Into the Badlands
Jul 22, 2005
|Friday, 22nd of July
We have so much to see and experience in America! Traveling across our country like this, we are reminded what different lives we all live. So much is determined by the climate, and terrain. We drove west in South Dakota today, through level and gently rolling, fertile farmland. Farming is definitely the livelihood of this part of the state. The residents grow corn, soy beans, sorghum, wheat, and other grains. Mile after mile you see these beautiful fields, and now and then a home, along with the barns, silos, and grain bins. Neat, green grass and shelter belt trees surround the buildings, providing protection from the high winds and much needed shade. Not much space is wasted for large yards.
We have seen a variety of cattle - Longhorns, Herefords, Angus and Brahmas. We found it interesting how they often stand in a group in the water of the pot hole ponds up to their bellies, in an attempt to keep some of the flies from biting.
An antique mall in Hartford, South Dakota provided an hour or two of fun! Many of the items for sale, are similar to those we see in New England, but we found many interesting cowboy and Indian artifacts, plus farm tools and equipment. Myrna purchased a tall, narrow cupboard which she had shipped back home to New Jersey. She will use it to display some of her collection of antique dolls or dishes. She and Butch don't worry much about having enough space for their collections, as they have a extremely large barn with a second floor which they use only for displaying antiques.
We read an interesting fact about the city of Chamberlain, in western South Dakota. The area along the Missouri River valley is eroding and many prehistoric fossils have been uncovered. One dinosaur fossil was found which dates back 78 million years!
Wall Drug was our next stop, in Wall, South Dakota. Driving west in the state, you see many billboards advertising this well known store, pharmacy, museum, and restaurants all in one. They have an incredible collection of photographs from the old west, mostly all produced from old glass negatives. Artifacts, fossils, firearms, and old ranching and mining equipment are some of the interesting displays. We ate a quick dinner at the restaurant in Wall Drug and then drove into the Badlands National Park.
It is difficult to describe the Badlands and no photograph is going to do the area justice! It is beautiful, and definitely unique! The story starts during the Cretaceous Era, a time more than 70 million years ago. Dinosaurs were the dominant animals, and North America was divided by a shallow inland sea (the Pierre Sea), stretching north and south across the middle of the continent. A period of massive uplift began in Cretaceous time and eventually thrust up the Front Range of the Rocky Mountains and the Black Hills. The slowly growing mountains continued their gradual rise (about 55 million years ago), causing the Pierre Sea to drain away to the north and south. During this time, erosion gouged into the Pierre Shale, creating a rolling, hilly landscape.
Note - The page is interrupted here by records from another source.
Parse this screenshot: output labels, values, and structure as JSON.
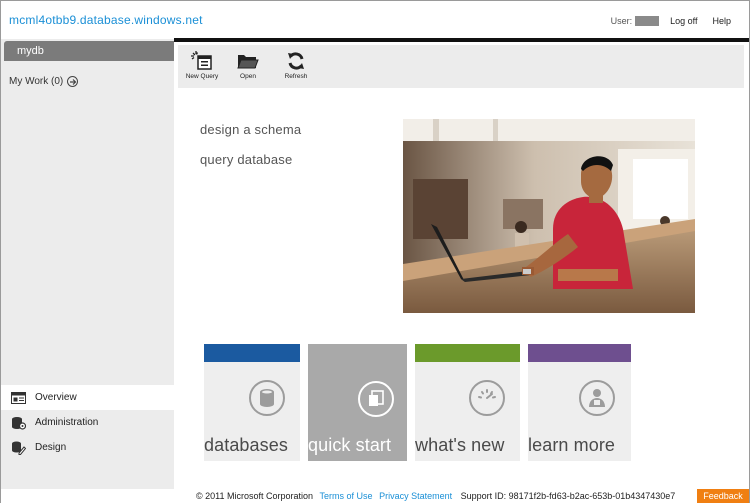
{
  "header": {
    "server_name": "mcml4otbb9.database.windows.net",
    "user_label": "User:",
    "logoff_label": "Log off",
    "help_label": "Help"
  },
  "sidebar": {
    "database_tab": "mydb",
    "my_work": "My Work (0)",
    "nav_items": [
      {
        "label": "Overview",
        "icon": "overview-icon",
        "active": true
      },
      {
        "label": "Administration",
        "icon": "administration-icon",
        "active": false
      },
      {
        "label": "Design",
        "icon": "design-icon",
        "active": false
      }
    ]
  },
  "toolbar": {
    "new_query_label": "New Query",
    "open_label": "Open",
    "refresh_label": "Refresh"
  },
  "main": {
    "links": [
      "design a schema",
      "query database"
    ]
  },
  "tiles": [
    {
      "label": "databases",
      "icon": "database-icon",
      "color": "#1b5aa0",
      "active": false
    },
    {
      "label": "quick start",
      "icon": "quick-start-icon",
      "color": "#a9a9a9",
      "active": true
    },
    {
      "label": "what's new",
      "icon": "whats-new-icon",
      "color": "#6b9a2b",
      "active": false
    },
    {
      "label": "learn more",
      "icon": "learn-more-icon",
      "color": "#6e4f8f",
      "active": false
    }
  ],
  "footer": {
    "copyright": "© 2011 Microsoft Corporation",
    "terms_label": "Terms of Use",
    "privacy_label": "Privacy Statement",
    "support_id": "Support ID:  98171f2b-fd63-b2ac-653b-01b4347430e7",
    "feedback_label": "Feedback"
  },
  "colors": {
    "accent_link": "#1a8fd6",
    "feedback": "#f07f12"
  }
}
About 37 million years ago, sediments washed down from the BlackHills to be deposited in the Badlands area. Streams filled an ancient valley, spreading sediment.
The last major uplift of the Rocky Mountains and the Black Hills occurred about 4.5 million years ago. Mostly clays and silts, Badlands rocks are easily eroded. The formations are rich in fossils, but only a few hardy species, such as the exotic tumbleweed can survive in the poor soil.
Prairies surround the Badlands, with numerous species of grass surviving in the heat and wind. A definite lack of trees and flat land makes for an open landscape. Rainy seasons allow the grasses to grow, but severe droughts follow. Prairie weather is described as "extreme", with temperatures exceeding 110 degrees F in the summer and -35 degrees F in the winter, with strong storms, almost constant wind, blizzards, hail, and tornadoes. The animals and people must certainly be hardy to live in this area!
Riding over the roads in the National Park, we watched Bighorn Sheep (which were reintroduced into the area in 1964), Mule deer, and Prairie Dogs. They must be living well, as we saw several young sheep and deer. As we often say, "a great place to visit, but we wouldn't want to live here!"
We are staying for 2 nights at a KOA campground in Interior, South Dakota. Fortunately, they have shaded sites and good facilities, including a swimming pool.